With so many events taking place, competition between companies vying for public attention is fierce and a serious game of one-upmanship is fought with good humour on the city's streets. Take a stroll down the Royal Mile and let the aspiring performers impress you with their original ways of marketing their material. Visiting last year, I was presented with a flyer that was made to look like a love note just for me and another that was handed to me from the foot of a gymnast dressed as a monkey. Another way to sort the decent from the drab is to look at the reviews in any English or Scottish newspaper.

The Edinburgh International Festival that runs more or less concurrently with the Fringe (from 9th August to 2nd September this year) offers entertainment with a more high-culture label, such as large scale theatre companies, opera and ballet in venues like the Edinburgh Festival Theatre, Queen’s Hall and Usher Hall. Dating from the end of World War II, it was Edinburgh’s Lord Provost, Sir John Falconer, who came up with the concept of a celebration of the arts to play a role in the healing process between nations – as well as serving to re-establish Edinburgh as a European city of culture. Edinburgh’s often nervous city fathers were persuaded, and financed by the British Arts Council, the curtain went up on the first production in 1947. Its resounding success launched Edinburgh’s worldwide reputation. The famous violinist Yehudi Menuhin became almost an annual fixture, while singers Joan Sutherland, Elizabeth Schwarzkopf, Maria Callas and Placido Domingo came to perform, along with dancers Margot Fonteyn and Rudolph Nureyev.

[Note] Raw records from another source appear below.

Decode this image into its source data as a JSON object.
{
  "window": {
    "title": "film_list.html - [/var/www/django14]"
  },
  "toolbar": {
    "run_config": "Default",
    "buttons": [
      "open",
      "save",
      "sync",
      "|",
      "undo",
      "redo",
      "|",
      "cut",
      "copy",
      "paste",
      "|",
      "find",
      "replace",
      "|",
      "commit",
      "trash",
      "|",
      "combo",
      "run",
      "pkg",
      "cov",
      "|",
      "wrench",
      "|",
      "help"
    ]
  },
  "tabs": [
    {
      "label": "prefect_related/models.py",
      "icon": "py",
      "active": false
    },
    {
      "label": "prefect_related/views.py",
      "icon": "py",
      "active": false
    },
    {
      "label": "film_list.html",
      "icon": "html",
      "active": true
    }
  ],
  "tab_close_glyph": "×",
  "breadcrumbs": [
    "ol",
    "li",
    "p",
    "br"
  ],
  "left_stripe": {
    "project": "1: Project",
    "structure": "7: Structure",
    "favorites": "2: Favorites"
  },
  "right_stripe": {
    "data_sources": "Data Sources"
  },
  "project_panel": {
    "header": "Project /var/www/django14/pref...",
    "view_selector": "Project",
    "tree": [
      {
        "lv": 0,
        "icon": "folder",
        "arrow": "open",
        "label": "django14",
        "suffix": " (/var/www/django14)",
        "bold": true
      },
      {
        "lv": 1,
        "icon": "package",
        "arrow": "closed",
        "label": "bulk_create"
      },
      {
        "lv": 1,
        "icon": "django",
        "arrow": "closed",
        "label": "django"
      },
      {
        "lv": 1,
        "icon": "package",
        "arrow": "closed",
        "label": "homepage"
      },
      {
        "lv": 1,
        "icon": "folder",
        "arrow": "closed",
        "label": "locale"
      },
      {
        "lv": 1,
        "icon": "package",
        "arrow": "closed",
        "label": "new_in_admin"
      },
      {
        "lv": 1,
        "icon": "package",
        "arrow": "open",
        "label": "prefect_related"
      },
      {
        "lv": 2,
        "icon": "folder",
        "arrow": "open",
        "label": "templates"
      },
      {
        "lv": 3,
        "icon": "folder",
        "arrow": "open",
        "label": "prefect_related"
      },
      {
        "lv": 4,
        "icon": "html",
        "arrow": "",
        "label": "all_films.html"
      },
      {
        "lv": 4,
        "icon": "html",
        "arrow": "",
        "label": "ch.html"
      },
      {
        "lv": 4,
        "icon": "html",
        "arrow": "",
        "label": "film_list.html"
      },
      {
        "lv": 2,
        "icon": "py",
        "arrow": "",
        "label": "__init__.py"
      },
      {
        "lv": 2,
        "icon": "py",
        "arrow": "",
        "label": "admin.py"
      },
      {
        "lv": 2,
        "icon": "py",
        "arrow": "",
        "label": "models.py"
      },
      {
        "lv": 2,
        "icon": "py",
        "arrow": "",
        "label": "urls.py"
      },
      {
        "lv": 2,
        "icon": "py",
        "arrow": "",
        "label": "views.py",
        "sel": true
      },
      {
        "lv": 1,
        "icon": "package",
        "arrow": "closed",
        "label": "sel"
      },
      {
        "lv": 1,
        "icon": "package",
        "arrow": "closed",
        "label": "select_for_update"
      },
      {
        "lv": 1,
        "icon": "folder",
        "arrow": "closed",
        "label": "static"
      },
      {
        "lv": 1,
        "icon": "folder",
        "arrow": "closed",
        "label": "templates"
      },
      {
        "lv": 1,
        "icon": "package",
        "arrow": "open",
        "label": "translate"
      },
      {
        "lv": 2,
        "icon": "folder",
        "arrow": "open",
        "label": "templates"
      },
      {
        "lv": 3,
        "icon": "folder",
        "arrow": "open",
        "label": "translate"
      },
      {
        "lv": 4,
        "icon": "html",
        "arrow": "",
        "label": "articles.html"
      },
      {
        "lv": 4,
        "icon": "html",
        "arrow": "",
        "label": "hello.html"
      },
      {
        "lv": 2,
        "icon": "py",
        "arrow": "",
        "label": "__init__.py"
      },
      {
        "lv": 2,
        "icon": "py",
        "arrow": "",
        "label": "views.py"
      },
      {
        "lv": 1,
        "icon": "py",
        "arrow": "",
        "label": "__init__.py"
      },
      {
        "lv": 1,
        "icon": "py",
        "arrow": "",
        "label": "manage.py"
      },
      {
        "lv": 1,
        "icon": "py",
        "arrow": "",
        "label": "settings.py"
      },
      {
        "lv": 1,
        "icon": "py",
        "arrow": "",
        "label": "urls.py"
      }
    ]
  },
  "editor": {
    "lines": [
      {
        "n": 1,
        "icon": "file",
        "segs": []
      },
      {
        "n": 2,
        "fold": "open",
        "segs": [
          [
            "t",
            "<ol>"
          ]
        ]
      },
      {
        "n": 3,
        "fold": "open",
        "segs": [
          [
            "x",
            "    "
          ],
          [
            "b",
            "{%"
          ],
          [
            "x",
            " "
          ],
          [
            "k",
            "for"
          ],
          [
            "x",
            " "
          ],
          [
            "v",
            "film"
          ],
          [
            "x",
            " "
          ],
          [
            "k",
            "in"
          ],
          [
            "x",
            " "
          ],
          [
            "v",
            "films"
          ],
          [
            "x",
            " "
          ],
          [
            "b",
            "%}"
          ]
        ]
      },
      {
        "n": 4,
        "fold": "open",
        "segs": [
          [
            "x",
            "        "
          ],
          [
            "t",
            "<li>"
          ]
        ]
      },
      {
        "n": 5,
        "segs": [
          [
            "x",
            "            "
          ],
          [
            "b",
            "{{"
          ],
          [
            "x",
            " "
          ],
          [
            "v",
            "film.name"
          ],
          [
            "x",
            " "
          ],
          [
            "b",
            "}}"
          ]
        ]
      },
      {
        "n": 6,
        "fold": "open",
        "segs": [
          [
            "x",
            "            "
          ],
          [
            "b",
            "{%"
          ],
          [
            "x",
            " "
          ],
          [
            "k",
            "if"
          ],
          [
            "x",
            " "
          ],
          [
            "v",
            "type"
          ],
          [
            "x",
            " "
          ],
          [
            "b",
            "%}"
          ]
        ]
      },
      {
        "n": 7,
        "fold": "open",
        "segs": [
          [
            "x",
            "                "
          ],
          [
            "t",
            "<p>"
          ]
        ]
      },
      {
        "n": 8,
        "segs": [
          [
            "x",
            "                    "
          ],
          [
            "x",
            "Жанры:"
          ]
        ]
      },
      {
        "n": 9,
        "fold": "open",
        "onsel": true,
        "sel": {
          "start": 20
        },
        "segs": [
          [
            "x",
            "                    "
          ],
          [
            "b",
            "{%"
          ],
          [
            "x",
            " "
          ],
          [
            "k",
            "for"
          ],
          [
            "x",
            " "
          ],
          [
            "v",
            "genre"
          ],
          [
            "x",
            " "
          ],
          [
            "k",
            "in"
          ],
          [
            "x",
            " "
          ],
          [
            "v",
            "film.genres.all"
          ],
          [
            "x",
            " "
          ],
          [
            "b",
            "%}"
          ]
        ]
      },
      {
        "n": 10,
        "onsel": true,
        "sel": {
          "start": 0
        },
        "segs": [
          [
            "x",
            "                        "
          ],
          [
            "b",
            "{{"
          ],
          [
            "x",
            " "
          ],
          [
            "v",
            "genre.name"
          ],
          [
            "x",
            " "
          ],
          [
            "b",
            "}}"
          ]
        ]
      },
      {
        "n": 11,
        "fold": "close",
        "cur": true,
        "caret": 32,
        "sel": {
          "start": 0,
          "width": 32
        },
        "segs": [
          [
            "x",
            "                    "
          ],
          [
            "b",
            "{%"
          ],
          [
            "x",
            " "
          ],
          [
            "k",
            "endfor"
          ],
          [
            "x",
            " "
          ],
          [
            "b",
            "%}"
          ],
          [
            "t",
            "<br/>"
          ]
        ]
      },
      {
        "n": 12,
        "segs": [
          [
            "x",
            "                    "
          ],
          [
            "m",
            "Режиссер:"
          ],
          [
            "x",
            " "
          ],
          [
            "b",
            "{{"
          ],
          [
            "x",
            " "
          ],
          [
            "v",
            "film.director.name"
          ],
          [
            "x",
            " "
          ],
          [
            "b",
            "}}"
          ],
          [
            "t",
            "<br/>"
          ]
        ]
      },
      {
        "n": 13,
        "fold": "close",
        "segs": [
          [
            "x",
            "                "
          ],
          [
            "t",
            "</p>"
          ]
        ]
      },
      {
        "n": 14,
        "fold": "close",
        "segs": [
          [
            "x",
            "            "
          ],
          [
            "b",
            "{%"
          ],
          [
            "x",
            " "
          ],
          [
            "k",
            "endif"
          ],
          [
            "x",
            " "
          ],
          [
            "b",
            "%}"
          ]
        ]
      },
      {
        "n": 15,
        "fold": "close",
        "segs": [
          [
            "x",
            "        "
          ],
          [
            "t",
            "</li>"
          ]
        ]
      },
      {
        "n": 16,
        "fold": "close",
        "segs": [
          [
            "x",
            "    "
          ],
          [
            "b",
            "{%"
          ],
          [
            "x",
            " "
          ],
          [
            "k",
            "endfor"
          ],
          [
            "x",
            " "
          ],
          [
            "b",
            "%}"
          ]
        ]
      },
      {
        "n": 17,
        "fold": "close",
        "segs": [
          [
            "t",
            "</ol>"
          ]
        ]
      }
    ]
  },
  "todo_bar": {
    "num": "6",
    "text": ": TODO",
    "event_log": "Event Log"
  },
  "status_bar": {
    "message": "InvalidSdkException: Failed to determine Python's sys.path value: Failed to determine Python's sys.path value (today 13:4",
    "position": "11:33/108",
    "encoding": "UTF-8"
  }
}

See here for the 2012 Fringe lineup.


Take a guide book with you - try our Great Breaks: Edinburgh.